“This isn’t supposed to be a history book, and yet it is,” says Guzmán in discussing Catrachos, explaining that the book is not supposed to be anthropology, sociology, or a testimonial either, and yet it is. “Those are the contradictions, especially when you’re a marginalized writer, your words are always operating on so many different frequencies at once.”

Here’s a sample of Guzmán’s writing from the book:

“It is not a fallacy that the pulpería owner who wakes up
dressed in a tunic of warriors’ pelos, or the milkman

pressing his rough hands against the cow’s tectonic body,
remembers the skirted boy with an ovarian lipstick for a tongue,

the boy who offered a tenth of his knees to the teeth
of a country with dentures.”

— from “Finding Logic in a Crushed Head”

You can listen to the interview here or on the podcast app of your choice.


Newsletter | Twitter | Instagram

TWELVE is Available & Other Goings On

Twelve: Poems Inspired by the Brothers Grimm - poetry book

Twelve: Poems Inspired by the Brother’s Grimm Fairy Tale is officially available from Interstellar Flight Press. 

I mean . . ., okay, technically, it’s been out in the world since September. I just haven’t got around to saying it until now.

You may as well as me, Why? Aren’t you excited?

And the answer is yes, I’m very excited. Yet, somehow I’m having a hard time sharing that excitement with people.

Maybe it’s just the general 2020 vibes and all the anxiety and weirdness that comes with it. I’m sure that’s at least a part of it — however, another part is some strange block I have about promoting and celebrating my own work.

Example One. Sitting around a campfire with my aunt, cousins, and sister, we were taking turns saying the things we felt most proud off this year. When it was my turn, I rattled off a few things (of which I don’t remember). When I finished, my sister was flabbergasted. “I thought you were going talk about your book coming out. How could you not talk about your book coming out?”

“Oh, yeaaaah,” I said. “Yes, yeah, of course, I’m super proud of that, too.”

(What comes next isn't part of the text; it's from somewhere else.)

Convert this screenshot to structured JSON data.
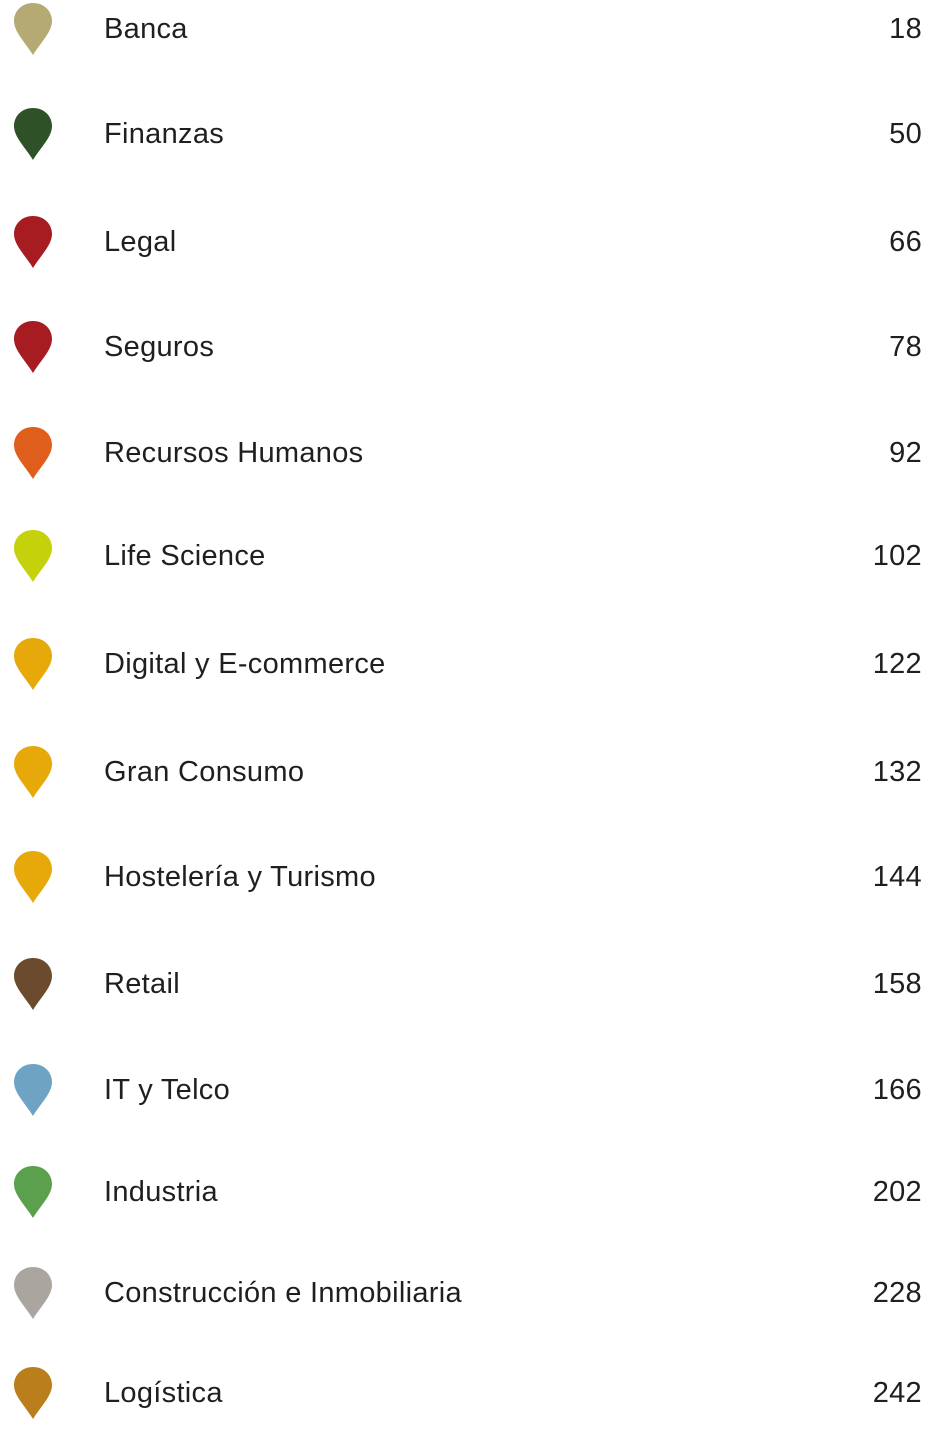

Continue reading “TWELVE is Available & Other Goings On”

Culture Consumption: October 2020

Hi, lovelies. Coming in a little late this month, here are the books, television, games, and podcasts I consumed.

Books

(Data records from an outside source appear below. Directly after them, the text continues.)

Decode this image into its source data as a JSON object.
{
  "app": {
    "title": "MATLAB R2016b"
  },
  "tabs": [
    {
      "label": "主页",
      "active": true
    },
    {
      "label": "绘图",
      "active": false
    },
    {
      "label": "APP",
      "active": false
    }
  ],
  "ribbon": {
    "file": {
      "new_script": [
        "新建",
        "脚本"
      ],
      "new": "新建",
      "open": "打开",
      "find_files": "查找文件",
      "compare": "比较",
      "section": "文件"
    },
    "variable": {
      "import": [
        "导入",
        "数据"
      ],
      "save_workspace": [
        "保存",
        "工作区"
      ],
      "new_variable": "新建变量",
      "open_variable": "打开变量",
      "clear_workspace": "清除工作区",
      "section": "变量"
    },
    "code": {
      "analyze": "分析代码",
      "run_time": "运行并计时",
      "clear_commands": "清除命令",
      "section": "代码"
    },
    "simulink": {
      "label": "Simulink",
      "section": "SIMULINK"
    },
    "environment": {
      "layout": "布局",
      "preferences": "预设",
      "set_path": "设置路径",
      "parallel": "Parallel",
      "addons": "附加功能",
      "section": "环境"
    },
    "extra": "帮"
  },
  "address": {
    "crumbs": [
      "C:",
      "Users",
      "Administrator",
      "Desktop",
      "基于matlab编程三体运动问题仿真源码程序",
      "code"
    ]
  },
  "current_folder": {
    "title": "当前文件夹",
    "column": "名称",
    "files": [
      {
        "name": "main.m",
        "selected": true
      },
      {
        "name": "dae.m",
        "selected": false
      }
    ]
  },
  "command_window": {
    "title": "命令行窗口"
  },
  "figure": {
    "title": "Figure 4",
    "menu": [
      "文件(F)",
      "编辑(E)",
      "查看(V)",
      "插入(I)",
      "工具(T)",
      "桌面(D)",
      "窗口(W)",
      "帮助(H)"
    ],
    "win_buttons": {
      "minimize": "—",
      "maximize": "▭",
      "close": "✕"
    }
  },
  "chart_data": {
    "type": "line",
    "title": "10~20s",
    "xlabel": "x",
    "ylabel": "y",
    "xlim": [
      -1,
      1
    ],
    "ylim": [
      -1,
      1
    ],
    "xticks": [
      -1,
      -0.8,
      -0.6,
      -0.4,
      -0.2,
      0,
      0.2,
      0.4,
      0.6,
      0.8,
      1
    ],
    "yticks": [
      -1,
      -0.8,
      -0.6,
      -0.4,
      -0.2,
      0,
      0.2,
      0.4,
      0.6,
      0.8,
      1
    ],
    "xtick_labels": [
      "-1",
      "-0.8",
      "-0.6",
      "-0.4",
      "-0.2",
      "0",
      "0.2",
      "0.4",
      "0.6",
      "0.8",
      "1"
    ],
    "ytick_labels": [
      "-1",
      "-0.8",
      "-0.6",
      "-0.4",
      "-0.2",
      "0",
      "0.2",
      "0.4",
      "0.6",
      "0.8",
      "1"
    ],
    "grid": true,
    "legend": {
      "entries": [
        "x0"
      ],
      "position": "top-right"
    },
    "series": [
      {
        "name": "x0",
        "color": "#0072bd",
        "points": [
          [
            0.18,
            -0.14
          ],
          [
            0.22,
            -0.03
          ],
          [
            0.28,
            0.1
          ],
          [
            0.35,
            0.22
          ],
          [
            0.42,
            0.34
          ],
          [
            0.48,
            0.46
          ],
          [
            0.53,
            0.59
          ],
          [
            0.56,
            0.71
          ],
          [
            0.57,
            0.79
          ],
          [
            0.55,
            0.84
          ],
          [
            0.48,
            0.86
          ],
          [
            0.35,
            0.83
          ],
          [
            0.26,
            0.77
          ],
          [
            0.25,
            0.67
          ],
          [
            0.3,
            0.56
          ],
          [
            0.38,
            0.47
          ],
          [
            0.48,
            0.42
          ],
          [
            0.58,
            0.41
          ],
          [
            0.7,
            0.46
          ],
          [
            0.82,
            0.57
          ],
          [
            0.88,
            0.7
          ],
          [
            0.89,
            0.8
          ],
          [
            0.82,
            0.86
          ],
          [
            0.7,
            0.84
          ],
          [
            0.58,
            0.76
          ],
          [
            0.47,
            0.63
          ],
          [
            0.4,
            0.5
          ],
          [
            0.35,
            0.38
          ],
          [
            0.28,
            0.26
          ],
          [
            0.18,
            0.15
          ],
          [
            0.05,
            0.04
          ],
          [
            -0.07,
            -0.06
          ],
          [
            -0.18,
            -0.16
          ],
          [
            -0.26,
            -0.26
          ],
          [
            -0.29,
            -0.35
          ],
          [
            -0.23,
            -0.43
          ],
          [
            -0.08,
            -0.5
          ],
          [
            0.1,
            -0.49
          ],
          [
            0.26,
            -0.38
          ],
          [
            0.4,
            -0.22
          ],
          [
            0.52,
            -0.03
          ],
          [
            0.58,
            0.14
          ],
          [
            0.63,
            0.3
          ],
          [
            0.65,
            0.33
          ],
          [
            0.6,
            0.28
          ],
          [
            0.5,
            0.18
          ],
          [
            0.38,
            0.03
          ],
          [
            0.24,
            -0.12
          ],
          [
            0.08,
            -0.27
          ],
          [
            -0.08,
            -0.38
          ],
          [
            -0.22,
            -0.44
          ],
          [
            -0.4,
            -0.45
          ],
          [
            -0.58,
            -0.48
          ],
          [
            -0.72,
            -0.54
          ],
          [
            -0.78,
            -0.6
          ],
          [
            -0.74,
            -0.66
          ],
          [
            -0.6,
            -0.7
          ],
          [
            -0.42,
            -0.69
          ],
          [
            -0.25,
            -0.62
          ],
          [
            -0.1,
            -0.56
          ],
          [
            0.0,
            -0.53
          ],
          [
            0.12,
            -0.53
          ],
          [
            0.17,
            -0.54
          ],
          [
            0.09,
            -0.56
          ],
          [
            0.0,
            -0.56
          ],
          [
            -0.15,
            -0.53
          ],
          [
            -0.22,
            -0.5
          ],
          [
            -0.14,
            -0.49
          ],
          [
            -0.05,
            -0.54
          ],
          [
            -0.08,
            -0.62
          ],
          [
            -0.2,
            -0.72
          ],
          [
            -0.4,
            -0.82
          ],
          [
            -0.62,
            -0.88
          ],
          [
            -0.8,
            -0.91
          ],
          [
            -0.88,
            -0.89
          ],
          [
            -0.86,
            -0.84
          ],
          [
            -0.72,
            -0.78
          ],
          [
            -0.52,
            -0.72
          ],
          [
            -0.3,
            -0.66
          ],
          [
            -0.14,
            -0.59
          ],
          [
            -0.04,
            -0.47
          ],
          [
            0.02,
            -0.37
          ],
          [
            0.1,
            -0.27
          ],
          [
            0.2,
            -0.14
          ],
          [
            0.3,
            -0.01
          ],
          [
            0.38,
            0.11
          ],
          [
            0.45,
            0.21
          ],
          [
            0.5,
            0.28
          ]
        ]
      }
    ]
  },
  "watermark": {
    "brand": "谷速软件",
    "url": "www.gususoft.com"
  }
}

Catrachos, poems by Roy G. GuzmánI read two fantastic poetry books this month. The first was Catrachos by Roy G. Guzmán, whose work always makes me feel awash in rich, vibrant language. Described as being “part immigration narrative, part elegy, and part queer coming-of-age story,” this stunning book blends pop culture and humor with cultural experience to provide a powerful and riveting collection of poems. I recently interviewed Guzmán about their new book, which will appear on the New Books in Poetry podcast soon.

Sarah J. Sloat’s Hotel Almighty is a gorgeous collection of erasure poetry, using the pages of Stephen King’s Misery.  Each of the pages combines evocative poetry with the visual treat of vibrant collage art. Some examples of her can be found at Tupelo Quarterly.

Continue reading “Culture Consumption: October 2020”